All of the data must be returned exactly as given.

=== Begin Enclosure ===

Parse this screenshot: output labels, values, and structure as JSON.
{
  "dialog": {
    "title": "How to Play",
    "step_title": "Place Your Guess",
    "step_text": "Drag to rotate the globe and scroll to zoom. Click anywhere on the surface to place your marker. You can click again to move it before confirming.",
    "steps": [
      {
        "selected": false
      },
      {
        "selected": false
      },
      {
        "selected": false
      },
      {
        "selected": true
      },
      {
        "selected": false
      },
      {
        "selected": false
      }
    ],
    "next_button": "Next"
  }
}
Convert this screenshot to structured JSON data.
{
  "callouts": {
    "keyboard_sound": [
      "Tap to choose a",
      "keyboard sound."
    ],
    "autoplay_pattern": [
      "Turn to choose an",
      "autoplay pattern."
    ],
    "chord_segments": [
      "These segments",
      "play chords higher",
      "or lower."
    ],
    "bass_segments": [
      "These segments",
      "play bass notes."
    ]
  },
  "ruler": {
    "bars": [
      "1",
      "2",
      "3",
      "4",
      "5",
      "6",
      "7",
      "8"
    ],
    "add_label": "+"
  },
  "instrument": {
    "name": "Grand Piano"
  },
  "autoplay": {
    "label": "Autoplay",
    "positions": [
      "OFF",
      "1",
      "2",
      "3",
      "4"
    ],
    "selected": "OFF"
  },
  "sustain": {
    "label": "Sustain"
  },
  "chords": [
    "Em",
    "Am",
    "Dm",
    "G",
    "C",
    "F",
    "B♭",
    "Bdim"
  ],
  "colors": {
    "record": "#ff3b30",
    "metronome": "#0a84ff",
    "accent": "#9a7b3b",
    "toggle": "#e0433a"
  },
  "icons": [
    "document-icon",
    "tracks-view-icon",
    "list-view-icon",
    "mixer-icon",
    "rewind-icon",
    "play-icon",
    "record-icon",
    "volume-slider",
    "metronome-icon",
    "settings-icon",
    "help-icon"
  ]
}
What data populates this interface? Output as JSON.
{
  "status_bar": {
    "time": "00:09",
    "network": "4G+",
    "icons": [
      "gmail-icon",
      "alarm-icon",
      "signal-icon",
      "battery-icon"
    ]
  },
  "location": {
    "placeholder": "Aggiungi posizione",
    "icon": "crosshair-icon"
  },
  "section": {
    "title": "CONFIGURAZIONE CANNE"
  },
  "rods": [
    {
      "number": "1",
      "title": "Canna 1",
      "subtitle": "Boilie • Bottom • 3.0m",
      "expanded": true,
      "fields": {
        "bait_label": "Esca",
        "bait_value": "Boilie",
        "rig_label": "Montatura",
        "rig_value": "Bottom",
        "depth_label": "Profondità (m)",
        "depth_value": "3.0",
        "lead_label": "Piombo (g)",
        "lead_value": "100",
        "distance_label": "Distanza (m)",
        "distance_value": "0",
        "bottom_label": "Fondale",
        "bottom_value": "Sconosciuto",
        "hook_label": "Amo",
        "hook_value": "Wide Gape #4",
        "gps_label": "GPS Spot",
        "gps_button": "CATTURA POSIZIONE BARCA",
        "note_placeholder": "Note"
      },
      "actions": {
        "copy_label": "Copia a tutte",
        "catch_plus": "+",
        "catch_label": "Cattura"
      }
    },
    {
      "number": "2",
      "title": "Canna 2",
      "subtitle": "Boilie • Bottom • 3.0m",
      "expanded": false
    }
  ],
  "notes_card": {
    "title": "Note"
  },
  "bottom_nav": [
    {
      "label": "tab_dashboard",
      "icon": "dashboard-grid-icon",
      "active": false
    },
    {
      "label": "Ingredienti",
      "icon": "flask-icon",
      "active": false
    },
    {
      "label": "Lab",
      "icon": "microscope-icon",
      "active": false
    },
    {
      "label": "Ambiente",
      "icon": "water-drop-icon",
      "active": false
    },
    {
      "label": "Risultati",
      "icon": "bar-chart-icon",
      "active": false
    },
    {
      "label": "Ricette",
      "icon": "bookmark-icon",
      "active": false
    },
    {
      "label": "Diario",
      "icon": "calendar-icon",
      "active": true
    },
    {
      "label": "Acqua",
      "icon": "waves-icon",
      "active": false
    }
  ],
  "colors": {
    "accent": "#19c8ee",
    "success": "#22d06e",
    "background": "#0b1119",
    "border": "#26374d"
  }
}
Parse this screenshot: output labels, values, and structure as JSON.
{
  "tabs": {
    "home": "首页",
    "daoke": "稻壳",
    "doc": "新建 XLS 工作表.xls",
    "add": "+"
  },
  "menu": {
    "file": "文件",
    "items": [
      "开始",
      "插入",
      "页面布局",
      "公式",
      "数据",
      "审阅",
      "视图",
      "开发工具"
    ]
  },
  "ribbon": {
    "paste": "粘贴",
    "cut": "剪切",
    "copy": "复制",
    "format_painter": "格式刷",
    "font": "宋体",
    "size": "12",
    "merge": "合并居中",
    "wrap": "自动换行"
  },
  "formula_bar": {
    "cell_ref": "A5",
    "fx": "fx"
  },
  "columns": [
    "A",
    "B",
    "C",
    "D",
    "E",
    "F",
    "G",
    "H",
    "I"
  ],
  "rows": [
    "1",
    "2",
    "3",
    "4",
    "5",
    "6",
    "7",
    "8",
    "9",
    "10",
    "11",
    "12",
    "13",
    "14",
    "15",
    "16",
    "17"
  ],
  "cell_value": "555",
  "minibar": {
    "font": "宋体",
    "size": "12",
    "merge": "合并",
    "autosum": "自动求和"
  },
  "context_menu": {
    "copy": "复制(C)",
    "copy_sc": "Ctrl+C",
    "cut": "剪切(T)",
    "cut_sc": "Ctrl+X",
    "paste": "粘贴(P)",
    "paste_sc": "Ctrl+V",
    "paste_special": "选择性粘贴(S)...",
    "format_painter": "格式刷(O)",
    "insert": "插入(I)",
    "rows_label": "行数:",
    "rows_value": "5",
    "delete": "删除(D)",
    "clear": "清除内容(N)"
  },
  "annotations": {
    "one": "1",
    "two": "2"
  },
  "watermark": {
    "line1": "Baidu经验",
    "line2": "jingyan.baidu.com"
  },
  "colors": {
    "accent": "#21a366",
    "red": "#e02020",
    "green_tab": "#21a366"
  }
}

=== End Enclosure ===

TASK OUTPUT.
Parse this screenshot: output labels, values, and structure as JSON.
{
  "dialog": {
    "title": "How to Play",
    "step_title": "Place Your Guess",
    "step_text": "Drag to rotate the globe and scroll to zoom. Click anywhere on the surface to place your marker. You can click again to move it before confirming.",
    "steps": [
      {
        "selected": false
      },
      {
        "selected": false
      },
      {
        "selected": false
      },
      {
        "selected": true
      },
      {
        "selected": false
      },
      {
        "selected": false
      }
    ],
    "next_button": "Next"
  }
}
Convert this screenshot to structured JSON data.
{
  "callouts": {
    "keyboard_sound": [
      "Tap to choose a",
      "keyboard sound."
    ],
    "autoplay_pattern": [
      "Turn to choose an",
      "autoplay pattern."
    ],
    "chord_segments": [
      "These segments",
      "play chords higher",
      "or lower."
    ],
    "bass_segments": [
      "These segments",
      "play bass notes."
    ]
  },
  "ruler": {
    "bars": [
      "1",
      "2",
      "3",
      "4",
      "5",
      "6",
      "7",
      "8"
    ],
    "add_label": "+"
  },
  "instrument": {
    "name": "Grand Piano"
  },
  "autoplay": {
    "label": "Autoplay",
    "positions": [
      "OFF",
      "1",
      "2",
      "3",
      "4"
    ],
    "selected": "OFF"
  },
  "sustain": {
    "label": "Sustain"
  },
  "chords": [
    "Em",
    "Am",
    "Dm",
    "G",
    "C",
    "F",
    "B♭",
    "Bdim"
  ],
  "colors": {
    "record": "#ff3b30",
    "metronome": "#0a84ff",
    "accent": "#9a7b3b",
    "toggle": "#e0433a"
  },
  "icons": [
    "document-icon",
    "tracks-view-icon",
    "list-view-icon",
    "mixer-icon",
    "rewind-icon",
    "play-icon",
    "record-icon",
    "volume-slider",
    "metronome-icon",
    "settings-icon",
    "help-icon"
  ]
}
What data populates this interface? Output as JSON.
{
  "status_bar": {
    "time": "00:09",
    "network": "4G+",
    "icons": [
      "gmail-icon",
      "alarm-icon",
      "signal-icon",
      "battery-icon"
    ]
  },
  "location": {
    "placeholder": "Aggiungi posizione",
    "icon": "crosshair-icon"
  },
  "section": {
    "title": "CONFIGURAZIONE CANNE"
  },
  "rods": [
    {
      "number": "1",
      "title": "Canna 1",
      "subtitle": "Boilie • Bottom • 3.0m",
      "expanded": true,
      "fields": {
        "bait_label": "Esca",
        "bait_value": "Boilie",
        "rig_label": "Montatura",
        "rig_value": "Bottom",
        "depth_label": "Profondità (m)",
        "depth_value": "3.0",
        "lead_label": "Piombo (g)",
        "lead_value": "100",
        "distance_label": "Distanza (m)",
        "distance_value": "0",
        "bottom_label": "Fondale",
        "bottom_value": "Sconosciuto",
        "hook_label": "Amo",
        "hook_value": "Wide Gape #4",
        "gps_label": "GPS Spot",
        "gps_button": "CATTURA POSIZIONE BARCA",
        "note_placeholder": "Note"
      },
      "actions": {
        "copy_label": "Copia a tutte",
        "catch_plus": "+",
        "catch_label": "Cattura"
      }
    },
    {
      "number": "2",
      "title": "Canna 2",
      "subtitle": "Boilie • Bottom • 3.0m",
      "expanded": false
    }
  ],
  "notes_card": {
    "title": "Note"
  },
  "bottom_nav": [
    {
      "label": "tab_dashboard",
      "icon": "dashboard-grid-icon",
      "active": false
    },
    {
      "label": "Ingredienti",
      "icon": "flask-icon",
      "active": false
    },
    {
      "label": "Lab",
      "icon": "microscope-icon",
      "active": false
    },
    {
      "label": "Ambiente",
      "icon": "water-drop-icon",
      "active": false
    },
    {
      "label": "Risultati",
      "icon": "bar-chart-icon",
      "active": false
    },
    {
      "label": "Ricette",
      "icon": "bookmark-icon",
      "active": false
    },
    {
      "label": "Diario",
      "icon": "calendar-icon",
      "active": true
    },
    {
      "label": "Acqua",
      "icon": "waves-icon",
      "active": false
    }
  ],
  "colors": {
    "accent": "#19c8ee",
    "success": "#22d06e",
    "background": "#0b1119",
    "border": "#26374d"
  }
}
Parse this screenshot: output labels, values, and structure as JSON.
{
  "tabs": {
    "home": "首页",
    "daoke": "稻壳",
    "doc": "新建 XLS 工作表.xls",
    "add": "+"
  },
  "menu": {
    "file": "文件",
    "items": [
      "开始",
      "插入",
      "页面布局",
      "公式",
      "数据",
      "审阅",
      "视图",
      "开发工具"
    ]
  },
  "ribbon": {
    "paste": "粘贴",
    "cut": "剪切",
    "copy": "复制",
    "format_painter": "格式刷",
    "font": "宋体",
    "size": "12",
    "merge": "合并居中",
    "wrap": "自动换行"
  },
  "formula_bar": {
    "cell_ref": "A5",
    "fx": "fx"
  },
  "columns": [
    "A",
    "B",
    "C",
    "D",
    "E",
    "F",
    "G",
    "H",
    "I"
  ],
  "rows": [
    "1",
    "2",
    "3",
    "4",
    "5",
    "6",
    "7",
    "8",
    "9",
    "10",
    "11",
    "12",
    "13",
    "14",
    "15",
    "16",
    "17"
  ],
  "cell_value": "555",
  "minibar": {
    "font": "宋体",
    "size": "12",
    "merge": "合并",
    "autosum": "自动求和"
  },
  "context_menu": {
    "copy": "复制(C)",
    "copy_sc": "Ctrl+C",
    "cut": "剪切(T)",
    "cut_sc": "Ctrl+X",
    "paste": "粘贴(P)",
    "paste_sc": "Ctrl+V",
    "paste_special": "选择性粘贴(S)...",
    "format_painter": "格式刷(O)",
    "insert": "插入(I)",
    "rows_label": "行数:",
    "rows_value": "5",
    "delete": "删除(D)",
    "clear": "清除内容(N)"
  },
  "annotations": {
    "one": "1",
    "two": "2"
  },
  "watermark": {
    "line1": "Baidu经验",
    "line2": "jingyan.baidu.com"
  },
  "colors": {
    "accent": "#21a366",
    "red": "#e02020",
    "green_tab": "#21a366"
  }
}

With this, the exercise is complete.